---------- Information supplied ----------
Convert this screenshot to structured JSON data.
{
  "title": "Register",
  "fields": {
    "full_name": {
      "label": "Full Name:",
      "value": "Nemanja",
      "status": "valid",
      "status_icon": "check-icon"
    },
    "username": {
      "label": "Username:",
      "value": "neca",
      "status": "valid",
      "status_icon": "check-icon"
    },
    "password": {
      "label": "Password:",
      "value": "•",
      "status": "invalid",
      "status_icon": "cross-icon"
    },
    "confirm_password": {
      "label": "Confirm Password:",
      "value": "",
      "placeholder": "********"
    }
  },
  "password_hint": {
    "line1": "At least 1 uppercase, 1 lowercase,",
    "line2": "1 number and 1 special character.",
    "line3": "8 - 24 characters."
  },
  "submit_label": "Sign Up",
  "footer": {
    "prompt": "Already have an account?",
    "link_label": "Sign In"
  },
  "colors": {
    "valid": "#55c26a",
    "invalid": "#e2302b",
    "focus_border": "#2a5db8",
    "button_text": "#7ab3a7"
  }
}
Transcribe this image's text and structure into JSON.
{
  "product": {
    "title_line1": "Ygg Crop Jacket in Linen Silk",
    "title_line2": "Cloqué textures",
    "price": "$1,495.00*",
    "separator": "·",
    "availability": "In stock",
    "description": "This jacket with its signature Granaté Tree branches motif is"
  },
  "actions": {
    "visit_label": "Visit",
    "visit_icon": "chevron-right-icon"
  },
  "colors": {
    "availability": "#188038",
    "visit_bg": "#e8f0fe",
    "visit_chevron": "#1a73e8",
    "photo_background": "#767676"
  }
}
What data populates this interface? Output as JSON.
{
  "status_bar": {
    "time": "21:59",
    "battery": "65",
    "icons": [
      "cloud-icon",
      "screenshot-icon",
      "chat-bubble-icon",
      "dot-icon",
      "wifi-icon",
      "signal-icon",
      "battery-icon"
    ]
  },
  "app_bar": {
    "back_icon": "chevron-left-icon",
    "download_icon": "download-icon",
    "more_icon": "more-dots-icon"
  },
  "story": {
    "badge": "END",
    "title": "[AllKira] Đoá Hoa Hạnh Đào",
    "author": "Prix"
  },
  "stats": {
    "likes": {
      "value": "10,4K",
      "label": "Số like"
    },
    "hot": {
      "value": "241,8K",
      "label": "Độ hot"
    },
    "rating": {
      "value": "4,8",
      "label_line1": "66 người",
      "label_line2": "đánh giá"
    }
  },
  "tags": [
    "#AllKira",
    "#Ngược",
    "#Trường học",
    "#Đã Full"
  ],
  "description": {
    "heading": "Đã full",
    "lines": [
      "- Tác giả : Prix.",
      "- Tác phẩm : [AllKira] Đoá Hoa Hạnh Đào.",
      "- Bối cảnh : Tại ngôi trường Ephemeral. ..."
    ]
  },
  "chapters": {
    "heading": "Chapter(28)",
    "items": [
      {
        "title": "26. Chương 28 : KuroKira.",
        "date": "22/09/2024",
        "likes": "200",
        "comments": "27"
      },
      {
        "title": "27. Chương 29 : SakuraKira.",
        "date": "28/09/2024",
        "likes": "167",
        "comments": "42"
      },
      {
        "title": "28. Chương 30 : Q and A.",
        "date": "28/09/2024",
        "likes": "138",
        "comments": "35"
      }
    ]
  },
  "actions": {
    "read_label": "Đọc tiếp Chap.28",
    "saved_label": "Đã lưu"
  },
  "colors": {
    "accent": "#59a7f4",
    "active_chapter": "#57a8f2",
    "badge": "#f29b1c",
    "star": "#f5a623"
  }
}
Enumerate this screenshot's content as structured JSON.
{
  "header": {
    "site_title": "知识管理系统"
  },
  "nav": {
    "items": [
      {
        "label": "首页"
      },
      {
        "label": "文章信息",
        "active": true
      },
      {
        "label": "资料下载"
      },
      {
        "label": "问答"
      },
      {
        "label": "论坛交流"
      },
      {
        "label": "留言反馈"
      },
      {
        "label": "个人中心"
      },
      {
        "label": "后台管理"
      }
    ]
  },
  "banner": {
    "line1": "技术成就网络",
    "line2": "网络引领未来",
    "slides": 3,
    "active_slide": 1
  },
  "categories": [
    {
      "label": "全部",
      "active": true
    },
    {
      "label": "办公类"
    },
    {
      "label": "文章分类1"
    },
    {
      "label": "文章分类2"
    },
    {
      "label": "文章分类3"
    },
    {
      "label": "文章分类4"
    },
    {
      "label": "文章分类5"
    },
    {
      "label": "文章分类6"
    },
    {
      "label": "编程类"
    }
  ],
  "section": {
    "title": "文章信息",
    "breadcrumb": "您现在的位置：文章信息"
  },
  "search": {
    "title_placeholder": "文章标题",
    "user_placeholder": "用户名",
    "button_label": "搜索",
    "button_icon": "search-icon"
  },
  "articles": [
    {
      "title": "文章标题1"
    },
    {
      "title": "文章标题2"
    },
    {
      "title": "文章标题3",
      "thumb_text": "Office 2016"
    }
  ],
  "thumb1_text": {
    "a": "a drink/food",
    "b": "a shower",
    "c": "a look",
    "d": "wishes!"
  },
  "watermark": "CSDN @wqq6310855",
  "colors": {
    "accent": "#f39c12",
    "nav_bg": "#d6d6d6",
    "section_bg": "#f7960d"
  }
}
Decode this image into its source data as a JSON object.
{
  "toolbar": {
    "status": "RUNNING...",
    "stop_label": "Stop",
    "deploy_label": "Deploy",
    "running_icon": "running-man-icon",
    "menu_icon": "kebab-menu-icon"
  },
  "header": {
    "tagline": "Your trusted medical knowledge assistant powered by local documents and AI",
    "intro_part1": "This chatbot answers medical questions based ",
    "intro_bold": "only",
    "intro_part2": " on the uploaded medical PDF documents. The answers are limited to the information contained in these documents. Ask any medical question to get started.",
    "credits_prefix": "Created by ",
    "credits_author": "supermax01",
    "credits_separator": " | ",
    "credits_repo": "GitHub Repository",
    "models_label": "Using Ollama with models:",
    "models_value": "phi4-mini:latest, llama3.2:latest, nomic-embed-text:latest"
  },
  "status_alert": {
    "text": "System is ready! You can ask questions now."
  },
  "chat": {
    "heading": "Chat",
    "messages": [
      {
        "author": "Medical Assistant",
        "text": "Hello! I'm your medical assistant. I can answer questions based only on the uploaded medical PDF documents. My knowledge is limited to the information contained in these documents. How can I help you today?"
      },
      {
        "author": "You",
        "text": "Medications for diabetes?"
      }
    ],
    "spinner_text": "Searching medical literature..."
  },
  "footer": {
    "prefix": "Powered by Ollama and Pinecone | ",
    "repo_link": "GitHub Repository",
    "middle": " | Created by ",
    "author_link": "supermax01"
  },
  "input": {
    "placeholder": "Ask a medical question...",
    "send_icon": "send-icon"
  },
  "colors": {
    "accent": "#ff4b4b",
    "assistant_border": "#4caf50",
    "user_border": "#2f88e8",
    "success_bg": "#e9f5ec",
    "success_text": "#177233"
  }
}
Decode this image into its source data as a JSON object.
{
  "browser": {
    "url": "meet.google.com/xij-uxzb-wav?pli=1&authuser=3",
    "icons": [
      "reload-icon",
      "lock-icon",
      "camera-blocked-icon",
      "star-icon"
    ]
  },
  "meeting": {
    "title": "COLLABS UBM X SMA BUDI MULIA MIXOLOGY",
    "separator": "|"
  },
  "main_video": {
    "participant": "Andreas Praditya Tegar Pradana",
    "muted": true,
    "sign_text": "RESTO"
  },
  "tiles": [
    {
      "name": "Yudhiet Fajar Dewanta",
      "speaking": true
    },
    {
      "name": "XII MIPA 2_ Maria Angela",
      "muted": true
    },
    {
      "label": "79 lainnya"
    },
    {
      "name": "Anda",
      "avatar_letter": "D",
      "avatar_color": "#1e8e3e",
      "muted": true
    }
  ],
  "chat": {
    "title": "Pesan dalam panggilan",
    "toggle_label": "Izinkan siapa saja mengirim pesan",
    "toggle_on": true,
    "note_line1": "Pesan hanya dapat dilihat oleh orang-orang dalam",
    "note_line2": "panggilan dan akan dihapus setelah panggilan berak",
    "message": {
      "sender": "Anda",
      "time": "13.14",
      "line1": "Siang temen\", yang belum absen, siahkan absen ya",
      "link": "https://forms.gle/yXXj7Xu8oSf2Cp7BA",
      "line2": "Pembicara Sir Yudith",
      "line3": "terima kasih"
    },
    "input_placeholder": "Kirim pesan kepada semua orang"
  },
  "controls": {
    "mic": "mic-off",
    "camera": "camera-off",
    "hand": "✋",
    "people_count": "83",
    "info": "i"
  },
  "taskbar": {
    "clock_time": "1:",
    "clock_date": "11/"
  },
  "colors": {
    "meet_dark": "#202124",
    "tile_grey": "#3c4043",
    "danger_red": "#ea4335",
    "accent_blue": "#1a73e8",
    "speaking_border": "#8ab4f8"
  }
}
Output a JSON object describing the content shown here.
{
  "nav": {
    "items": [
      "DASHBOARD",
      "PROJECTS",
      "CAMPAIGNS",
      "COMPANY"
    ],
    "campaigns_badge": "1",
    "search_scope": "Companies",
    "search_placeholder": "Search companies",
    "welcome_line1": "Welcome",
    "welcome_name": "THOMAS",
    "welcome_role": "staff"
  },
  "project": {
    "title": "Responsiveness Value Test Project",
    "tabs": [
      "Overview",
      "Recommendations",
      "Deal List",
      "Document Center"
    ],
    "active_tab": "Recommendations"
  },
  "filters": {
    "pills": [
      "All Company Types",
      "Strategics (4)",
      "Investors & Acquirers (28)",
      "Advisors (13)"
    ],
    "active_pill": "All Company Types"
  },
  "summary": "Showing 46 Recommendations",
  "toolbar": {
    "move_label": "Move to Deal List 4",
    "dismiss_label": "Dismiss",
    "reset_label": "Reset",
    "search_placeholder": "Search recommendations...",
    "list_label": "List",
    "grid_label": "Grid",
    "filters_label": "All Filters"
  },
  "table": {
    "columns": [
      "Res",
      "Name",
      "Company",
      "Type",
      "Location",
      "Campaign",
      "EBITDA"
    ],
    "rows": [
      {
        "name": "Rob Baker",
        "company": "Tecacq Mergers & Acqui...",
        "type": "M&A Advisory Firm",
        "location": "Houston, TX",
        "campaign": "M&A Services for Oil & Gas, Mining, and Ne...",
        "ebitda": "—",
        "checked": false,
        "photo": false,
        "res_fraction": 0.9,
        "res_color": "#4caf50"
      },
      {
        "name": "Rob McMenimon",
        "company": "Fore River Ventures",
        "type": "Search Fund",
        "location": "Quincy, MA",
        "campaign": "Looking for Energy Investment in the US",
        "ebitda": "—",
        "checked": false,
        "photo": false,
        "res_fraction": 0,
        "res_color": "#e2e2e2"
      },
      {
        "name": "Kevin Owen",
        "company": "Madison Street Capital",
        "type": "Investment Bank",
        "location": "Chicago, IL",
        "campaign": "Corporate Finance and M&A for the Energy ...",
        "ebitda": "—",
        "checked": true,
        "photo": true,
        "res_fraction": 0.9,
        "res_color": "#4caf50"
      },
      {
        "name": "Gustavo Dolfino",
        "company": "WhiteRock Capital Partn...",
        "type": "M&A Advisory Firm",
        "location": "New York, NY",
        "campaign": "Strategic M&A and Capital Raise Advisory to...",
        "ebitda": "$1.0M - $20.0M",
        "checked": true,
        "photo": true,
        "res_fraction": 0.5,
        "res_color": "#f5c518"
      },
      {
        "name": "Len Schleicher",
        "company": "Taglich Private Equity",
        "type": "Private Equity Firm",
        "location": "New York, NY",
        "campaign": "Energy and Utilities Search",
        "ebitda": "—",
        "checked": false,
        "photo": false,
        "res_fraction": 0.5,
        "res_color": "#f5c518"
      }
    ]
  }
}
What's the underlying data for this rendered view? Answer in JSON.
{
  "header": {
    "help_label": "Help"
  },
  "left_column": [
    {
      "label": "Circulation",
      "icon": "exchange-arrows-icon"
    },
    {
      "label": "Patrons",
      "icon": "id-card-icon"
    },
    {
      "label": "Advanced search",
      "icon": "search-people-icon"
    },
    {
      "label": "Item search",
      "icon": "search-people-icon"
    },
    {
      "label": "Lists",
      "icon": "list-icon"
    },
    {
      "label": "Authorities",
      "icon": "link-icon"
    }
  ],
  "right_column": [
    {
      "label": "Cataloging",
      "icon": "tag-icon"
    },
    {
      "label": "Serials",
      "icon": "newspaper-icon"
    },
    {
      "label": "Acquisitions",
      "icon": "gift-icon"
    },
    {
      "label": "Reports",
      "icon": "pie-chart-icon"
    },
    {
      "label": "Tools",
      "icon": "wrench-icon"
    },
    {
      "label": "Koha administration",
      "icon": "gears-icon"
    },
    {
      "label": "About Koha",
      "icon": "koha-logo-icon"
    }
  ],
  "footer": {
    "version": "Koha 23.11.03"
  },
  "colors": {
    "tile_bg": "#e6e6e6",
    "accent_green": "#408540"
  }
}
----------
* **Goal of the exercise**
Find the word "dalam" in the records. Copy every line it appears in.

* **Result**
    "title": "Pesan dalam panggilan",
    "note_line1": "Pesan hanya dapat dilihat oleh orang-orang dalam",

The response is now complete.